Structure-Based Prediction of Modifications in Glutarylamidase to Allow Single-Step Enzymatic Production of 7-Aminocephalosporanic Acid from Cephalosporin C.Fritz-Wolf, K., Koller, K., Lange, G., Liesum, A., Sauber, K., Schreuder, H., Aretz, W., Kabsch, W.
(2002) Protein Sci 11: 92
- PubMed: 11742126
- DOI: https://doi.org/10.1110/ps.27502
- Primary Citation of Related Structures:
- PubMed Abstract:
Glutarylamidase is an important enzyme employed in the commercial production of 7-aminocephalosporanic acid, a starting compound in the synthesis of cephalosporin antibiotics. 7-aminocephalosporanic acid is obtained from cephalosporin C, a natural antibiotic, either chemically or by a two-step enzymatic process utilizing the enzymes D-amino acid oxidase and glutarylamidase. We have investigated possibilities for redesigning glutarylamidase for the production of 7-aminocephalosporanic acid from cephalosporin C in a single enzymatic step. These studies are based on the structures of glutarylamidase, which we have solved with bound phosphate and ethylene glycol to 2.5 A resolution and with bound glycerol to 2.4 A. The phosphate binds near the catalytic serine in a way that mimics the hemiacetal that develops during catalysis, while the glycerol occupies the side-chain binding pocket. Our structures show that the enzyme is not only structurally similar to penicillin G acylase but also employs essentially the same mechanism in which the alpha-amino group of the catalytic serine acts as a base. A subtle difference is the presence of two catalytic dyads, His B23/Glu B455 and His B23/Ser B1, that are not seen in penicillin G acylase. In contrast to classical serine proteases, the central histidine of these dyads interacts indirectly with the O(gamma) through a hydrogen bond relay network involving the alpha-amino group of the serine and a bound water molecule. A plausible model of the enzyme-substrate complex is proposed that leads to the prediction of mutants of glutarylamidase that should enable the enzyme to deacylate cephalosporin C into 7-aminocephalosporanic acid.
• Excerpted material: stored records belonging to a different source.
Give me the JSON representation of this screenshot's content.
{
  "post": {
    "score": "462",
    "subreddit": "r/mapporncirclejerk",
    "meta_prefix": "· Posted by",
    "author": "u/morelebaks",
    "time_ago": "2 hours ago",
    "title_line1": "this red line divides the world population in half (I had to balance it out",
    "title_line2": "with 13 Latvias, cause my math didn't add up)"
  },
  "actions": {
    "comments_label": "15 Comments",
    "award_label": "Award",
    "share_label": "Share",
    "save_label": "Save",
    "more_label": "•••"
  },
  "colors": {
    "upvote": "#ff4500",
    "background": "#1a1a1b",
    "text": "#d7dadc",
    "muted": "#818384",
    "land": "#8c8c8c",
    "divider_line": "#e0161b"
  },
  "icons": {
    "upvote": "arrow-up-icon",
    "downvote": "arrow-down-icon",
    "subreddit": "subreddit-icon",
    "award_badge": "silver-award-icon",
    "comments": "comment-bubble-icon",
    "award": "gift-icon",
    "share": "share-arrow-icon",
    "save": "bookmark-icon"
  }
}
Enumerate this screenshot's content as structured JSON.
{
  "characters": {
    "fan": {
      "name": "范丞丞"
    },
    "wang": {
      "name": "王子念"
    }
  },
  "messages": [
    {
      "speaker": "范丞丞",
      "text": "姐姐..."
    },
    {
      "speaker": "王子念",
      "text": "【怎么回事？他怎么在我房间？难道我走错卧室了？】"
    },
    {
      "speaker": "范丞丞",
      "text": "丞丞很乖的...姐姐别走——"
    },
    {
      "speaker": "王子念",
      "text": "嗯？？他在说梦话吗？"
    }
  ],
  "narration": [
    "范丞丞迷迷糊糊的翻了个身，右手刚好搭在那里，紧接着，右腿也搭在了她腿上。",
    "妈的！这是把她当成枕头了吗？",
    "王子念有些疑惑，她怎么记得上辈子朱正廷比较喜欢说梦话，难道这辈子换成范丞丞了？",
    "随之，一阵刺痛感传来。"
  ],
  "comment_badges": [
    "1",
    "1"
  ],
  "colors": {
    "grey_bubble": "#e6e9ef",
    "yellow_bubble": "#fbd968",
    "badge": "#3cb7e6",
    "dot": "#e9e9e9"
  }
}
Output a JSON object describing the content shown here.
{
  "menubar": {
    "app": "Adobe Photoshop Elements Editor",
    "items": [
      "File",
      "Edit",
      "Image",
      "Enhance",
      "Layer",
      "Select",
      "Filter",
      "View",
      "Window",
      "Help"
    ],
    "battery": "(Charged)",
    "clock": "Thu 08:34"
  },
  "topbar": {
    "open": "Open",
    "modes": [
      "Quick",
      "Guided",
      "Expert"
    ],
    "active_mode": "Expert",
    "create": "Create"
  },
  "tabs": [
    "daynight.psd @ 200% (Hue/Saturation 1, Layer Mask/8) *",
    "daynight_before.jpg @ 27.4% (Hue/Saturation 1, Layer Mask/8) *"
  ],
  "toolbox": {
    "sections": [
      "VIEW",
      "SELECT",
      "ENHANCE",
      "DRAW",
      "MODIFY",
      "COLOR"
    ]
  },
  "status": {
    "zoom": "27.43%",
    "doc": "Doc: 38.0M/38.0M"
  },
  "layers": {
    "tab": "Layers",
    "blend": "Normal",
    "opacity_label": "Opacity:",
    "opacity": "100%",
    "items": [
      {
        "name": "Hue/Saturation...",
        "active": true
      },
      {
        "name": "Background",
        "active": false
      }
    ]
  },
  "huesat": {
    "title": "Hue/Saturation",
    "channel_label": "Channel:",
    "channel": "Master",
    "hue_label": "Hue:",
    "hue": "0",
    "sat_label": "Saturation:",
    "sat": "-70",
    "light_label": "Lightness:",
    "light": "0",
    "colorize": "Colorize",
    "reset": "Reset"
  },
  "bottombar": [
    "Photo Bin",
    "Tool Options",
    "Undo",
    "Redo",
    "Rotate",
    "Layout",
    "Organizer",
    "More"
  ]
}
Department of Biophysics, Max-Planck Institute for Medical Research, Jahnstr. 29, D-69120 Heidelberg, Germany. firstname.lastname@example.org